Interface dataset entries
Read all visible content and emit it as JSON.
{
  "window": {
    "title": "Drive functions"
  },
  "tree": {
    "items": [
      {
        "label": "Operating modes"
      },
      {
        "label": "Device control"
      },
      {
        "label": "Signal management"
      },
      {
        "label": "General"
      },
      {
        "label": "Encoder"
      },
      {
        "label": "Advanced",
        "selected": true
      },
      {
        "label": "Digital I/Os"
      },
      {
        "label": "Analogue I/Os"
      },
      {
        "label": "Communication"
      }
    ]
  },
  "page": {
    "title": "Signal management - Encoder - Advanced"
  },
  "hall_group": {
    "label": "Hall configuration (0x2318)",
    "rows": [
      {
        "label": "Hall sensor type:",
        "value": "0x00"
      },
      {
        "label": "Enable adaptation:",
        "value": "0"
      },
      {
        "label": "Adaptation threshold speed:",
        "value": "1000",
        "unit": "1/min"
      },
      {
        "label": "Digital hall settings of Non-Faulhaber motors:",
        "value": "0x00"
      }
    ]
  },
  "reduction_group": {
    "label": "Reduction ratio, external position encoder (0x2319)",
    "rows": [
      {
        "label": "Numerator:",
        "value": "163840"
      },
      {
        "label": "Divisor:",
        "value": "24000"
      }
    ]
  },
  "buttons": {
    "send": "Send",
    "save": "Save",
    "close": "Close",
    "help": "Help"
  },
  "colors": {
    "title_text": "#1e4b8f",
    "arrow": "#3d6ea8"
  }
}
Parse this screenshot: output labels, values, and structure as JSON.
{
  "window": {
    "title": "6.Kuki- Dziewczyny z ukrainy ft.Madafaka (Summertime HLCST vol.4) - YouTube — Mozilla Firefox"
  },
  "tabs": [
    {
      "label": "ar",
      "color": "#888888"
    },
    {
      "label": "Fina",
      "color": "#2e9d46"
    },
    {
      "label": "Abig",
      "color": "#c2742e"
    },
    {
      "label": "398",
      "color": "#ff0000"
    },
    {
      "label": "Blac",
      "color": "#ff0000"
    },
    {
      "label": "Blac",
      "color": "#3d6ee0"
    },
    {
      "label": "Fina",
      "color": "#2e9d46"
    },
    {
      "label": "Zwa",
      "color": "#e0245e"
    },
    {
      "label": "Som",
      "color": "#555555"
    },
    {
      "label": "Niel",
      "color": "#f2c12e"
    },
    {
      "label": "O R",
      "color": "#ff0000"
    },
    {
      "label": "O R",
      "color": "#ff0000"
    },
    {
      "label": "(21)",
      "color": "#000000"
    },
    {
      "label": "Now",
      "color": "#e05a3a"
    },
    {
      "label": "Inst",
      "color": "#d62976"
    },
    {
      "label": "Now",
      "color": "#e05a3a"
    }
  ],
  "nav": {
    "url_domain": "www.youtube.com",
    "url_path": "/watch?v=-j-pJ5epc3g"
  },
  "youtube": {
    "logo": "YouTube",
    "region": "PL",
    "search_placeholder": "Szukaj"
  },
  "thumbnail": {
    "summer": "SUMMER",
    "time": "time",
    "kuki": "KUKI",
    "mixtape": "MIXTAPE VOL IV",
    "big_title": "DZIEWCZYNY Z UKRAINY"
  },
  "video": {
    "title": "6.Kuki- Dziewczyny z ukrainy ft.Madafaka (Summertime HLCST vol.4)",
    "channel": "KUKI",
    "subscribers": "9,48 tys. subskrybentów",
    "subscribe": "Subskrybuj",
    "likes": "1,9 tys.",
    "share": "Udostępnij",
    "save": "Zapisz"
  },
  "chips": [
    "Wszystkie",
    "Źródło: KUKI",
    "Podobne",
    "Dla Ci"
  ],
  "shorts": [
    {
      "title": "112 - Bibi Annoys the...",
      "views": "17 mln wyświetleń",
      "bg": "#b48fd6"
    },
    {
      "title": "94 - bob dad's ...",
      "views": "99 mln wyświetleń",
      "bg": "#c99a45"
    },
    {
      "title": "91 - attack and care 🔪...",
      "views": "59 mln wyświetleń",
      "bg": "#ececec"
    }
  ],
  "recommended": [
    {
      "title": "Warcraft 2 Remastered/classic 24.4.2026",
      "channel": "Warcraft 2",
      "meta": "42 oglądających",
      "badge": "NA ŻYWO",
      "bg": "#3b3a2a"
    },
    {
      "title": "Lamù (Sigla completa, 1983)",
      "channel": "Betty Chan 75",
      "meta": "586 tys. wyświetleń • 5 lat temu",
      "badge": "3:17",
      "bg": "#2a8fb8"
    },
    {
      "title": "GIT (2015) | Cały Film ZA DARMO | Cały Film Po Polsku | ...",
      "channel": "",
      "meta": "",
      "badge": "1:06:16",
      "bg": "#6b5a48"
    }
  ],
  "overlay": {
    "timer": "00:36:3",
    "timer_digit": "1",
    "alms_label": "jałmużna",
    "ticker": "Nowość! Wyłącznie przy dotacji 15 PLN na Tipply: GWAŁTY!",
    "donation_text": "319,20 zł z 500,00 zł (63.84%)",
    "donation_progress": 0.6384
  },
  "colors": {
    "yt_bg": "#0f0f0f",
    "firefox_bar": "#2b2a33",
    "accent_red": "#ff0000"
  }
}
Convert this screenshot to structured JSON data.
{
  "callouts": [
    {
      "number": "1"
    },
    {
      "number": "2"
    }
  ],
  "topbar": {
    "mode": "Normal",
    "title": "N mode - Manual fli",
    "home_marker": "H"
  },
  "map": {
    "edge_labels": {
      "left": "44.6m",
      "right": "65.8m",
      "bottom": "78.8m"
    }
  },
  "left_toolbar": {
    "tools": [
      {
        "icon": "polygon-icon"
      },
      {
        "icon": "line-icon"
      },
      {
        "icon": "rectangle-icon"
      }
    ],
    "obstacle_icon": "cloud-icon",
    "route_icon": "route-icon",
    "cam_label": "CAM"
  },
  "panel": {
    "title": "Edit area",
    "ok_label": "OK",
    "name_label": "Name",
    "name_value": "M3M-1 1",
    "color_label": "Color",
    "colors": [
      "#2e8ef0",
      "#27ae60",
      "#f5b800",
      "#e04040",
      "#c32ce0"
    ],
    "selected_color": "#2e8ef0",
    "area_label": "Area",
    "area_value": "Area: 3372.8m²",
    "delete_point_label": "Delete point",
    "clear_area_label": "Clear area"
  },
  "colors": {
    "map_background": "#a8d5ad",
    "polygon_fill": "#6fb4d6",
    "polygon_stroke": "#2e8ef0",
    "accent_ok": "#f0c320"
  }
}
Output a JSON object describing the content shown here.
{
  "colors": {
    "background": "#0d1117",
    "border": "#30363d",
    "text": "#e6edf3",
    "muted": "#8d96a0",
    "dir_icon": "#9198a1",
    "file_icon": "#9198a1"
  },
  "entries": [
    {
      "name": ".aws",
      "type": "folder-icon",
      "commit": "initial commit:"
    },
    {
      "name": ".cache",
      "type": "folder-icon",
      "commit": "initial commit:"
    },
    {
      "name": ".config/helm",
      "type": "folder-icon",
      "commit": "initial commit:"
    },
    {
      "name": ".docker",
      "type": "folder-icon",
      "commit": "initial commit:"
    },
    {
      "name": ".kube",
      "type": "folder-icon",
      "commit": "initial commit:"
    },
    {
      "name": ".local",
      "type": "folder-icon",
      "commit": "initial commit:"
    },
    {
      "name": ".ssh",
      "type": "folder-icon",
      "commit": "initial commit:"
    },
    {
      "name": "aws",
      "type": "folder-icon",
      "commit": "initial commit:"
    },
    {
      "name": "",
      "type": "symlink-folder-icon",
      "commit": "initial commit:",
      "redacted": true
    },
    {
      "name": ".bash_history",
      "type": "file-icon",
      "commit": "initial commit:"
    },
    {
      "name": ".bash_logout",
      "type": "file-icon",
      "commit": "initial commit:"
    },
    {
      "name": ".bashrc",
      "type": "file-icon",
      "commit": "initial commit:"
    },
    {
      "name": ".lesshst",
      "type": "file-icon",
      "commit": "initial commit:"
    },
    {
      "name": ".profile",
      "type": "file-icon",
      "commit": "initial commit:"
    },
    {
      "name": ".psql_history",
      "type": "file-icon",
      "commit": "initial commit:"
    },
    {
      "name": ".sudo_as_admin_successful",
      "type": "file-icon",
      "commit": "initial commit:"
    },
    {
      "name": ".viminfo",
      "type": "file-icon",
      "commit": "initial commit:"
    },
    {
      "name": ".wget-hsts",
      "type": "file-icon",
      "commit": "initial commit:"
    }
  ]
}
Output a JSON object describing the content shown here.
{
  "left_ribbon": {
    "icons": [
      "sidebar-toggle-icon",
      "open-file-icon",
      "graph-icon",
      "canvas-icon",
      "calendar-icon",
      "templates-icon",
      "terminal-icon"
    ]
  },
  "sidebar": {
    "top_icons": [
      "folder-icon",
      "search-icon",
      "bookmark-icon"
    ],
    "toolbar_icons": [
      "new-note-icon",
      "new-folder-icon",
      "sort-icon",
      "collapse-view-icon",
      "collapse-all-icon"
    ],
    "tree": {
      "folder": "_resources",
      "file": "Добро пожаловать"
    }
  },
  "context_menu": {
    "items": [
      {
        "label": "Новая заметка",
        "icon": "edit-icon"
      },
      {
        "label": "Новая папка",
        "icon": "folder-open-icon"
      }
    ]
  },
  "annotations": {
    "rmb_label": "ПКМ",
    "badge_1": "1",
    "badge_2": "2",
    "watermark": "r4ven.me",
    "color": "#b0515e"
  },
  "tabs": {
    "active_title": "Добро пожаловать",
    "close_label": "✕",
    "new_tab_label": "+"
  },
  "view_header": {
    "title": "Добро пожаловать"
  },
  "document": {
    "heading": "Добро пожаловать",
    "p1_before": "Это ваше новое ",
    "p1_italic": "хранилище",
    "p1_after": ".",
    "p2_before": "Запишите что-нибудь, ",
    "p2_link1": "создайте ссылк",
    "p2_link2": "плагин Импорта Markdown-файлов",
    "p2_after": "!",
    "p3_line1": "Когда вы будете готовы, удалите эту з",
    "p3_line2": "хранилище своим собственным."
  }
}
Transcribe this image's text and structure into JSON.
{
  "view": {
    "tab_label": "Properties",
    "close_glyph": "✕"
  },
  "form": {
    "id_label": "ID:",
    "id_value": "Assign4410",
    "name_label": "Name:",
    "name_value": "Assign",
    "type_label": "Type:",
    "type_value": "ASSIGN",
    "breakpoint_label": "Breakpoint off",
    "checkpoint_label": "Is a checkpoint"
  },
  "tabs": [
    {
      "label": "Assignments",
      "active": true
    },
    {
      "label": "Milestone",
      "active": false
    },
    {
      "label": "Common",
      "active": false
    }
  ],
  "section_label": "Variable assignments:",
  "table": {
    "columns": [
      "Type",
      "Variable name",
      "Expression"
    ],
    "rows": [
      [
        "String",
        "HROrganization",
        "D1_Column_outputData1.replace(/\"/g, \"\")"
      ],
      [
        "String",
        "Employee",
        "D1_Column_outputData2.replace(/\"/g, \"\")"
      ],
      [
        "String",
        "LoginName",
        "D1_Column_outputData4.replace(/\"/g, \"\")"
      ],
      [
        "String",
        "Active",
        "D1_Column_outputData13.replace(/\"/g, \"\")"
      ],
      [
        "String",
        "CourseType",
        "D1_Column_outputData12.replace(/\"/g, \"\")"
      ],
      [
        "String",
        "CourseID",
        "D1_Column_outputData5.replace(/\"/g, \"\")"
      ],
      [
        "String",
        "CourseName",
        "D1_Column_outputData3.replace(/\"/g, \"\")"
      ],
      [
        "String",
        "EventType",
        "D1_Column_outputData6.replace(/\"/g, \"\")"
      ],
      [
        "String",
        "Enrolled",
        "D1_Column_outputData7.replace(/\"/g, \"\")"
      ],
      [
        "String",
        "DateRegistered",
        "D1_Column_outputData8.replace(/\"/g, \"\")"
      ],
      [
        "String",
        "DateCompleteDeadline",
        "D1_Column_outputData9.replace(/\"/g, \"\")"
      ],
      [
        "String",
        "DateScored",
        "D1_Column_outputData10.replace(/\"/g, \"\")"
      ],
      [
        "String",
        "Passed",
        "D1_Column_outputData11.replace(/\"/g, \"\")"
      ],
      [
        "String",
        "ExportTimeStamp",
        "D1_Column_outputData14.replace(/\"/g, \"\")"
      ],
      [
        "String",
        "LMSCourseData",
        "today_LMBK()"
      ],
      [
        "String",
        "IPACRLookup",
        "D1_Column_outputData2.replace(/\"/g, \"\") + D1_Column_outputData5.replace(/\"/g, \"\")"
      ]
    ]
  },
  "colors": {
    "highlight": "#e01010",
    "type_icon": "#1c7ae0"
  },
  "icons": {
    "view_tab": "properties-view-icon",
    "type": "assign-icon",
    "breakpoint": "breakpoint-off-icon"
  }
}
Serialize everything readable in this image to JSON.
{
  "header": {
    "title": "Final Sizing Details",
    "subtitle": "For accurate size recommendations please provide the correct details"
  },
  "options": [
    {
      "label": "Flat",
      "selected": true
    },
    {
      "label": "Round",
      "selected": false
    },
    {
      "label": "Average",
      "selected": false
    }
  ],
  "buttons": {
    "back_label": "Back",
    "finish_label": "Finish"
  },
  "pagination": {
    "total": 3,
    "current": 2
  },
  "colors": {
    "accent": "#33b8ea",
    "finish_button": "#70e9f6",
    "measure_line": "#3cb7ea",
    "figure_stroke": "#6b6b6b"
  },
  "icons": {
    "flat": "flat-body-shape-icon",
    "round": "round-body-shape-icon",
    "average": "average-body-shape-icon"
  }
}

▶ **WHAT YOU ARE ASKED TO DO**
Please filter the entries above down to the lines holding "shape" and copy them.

▶ **EXERCISE OUTPUT**
    "flat": "flat-body-shape-icon",
    "round": "round-body-shape-icon",
    "average": "average-body-shape-icon"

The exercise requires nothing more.